When quick digital thermometers came on the market in Japan, many women snapped them up to experiment with the temperature method of identifying fertile and infertile days; 65% of Japanese women tried this according to the findings of Dr. Shigeru Murayama. But the thermometers are not sufficiently exact, and back-up teaching was imprecise. Most gave up again.

Inventor Kinji Nishimura noted all this, and began to work on the problem of exact thermometers and precise temperature measurements; then he added a micro-processor and a mini-computer to memorize data and calculate the fertile days of current cycles in the future from data already in the memory. Cycle and temperature data, he insisted, must enter the memory exactly and automatically, lest imprecision and human error distort the calculations. Six years later he emerged with a device he terms L Sophia, small enough to fit into a lady's purse, clever enough to automatically display the fertile days of the cycle on the liquid crystal window. Husband and wife can now watch the signs and decide accordingly. It becomes a kind of family game. During one year sales increased from an initial several hundred to about 10,000. The current feedback is positive, even enthusiastic. L Sophia and similar devices may now launch NFP into a profitable business, elbowing a niche for itself, where the pill, condom & company now enjoy a monopoly. The retail price is 32,000 yen in Japan, ($245) which, in the USA, equals about half the cost of a pill regime for one year. Christ - whose human nationality we know - will not be opposed, I suggest, if NFP becomes a profitable business and so helps to firm up the ten commandments.

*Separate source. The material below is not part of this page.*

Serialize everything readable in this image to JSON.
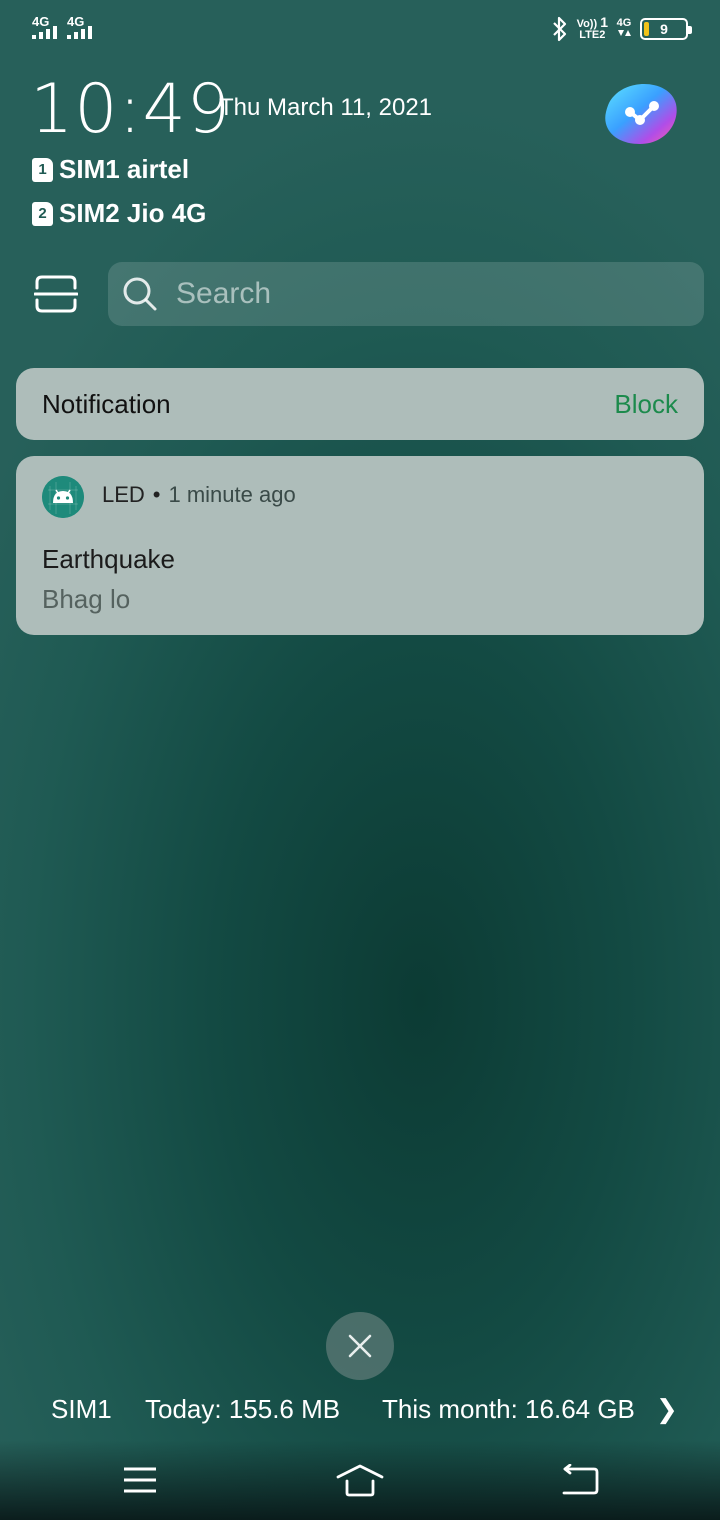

At any rate, whether by electronic devices, or by simple observation, reliable NFP is now available for all in the world who want seriously to use it. Difficult cases may need special advice, care, vitamins, diet, more regular lifestyle, therapy, longer abstinence. Sometimes nursing mothers - if signs remain uncertain and abstinence lasts for week after week - may dialogue with husbands about what is best for the family.

At any rate, for every couple in the world, if there are fertile days, there are also infertile days of the cycle. Catholic doctors, pharmacists, nurses, health care workers of the entire world - with the fervent blessing of the Pope - are willing, we are confident, to help couples identify them. Thereafter pastors can waggle a finger at the congregation and pound on the pulpit: "Children, families: be chaste!" Couples who are faithful, who strengthen their children in the practice of rugged chastity, are the ones who will survive the AIDS epidemic, and so carry the Church and the human race into the post-AIDS future. So be it!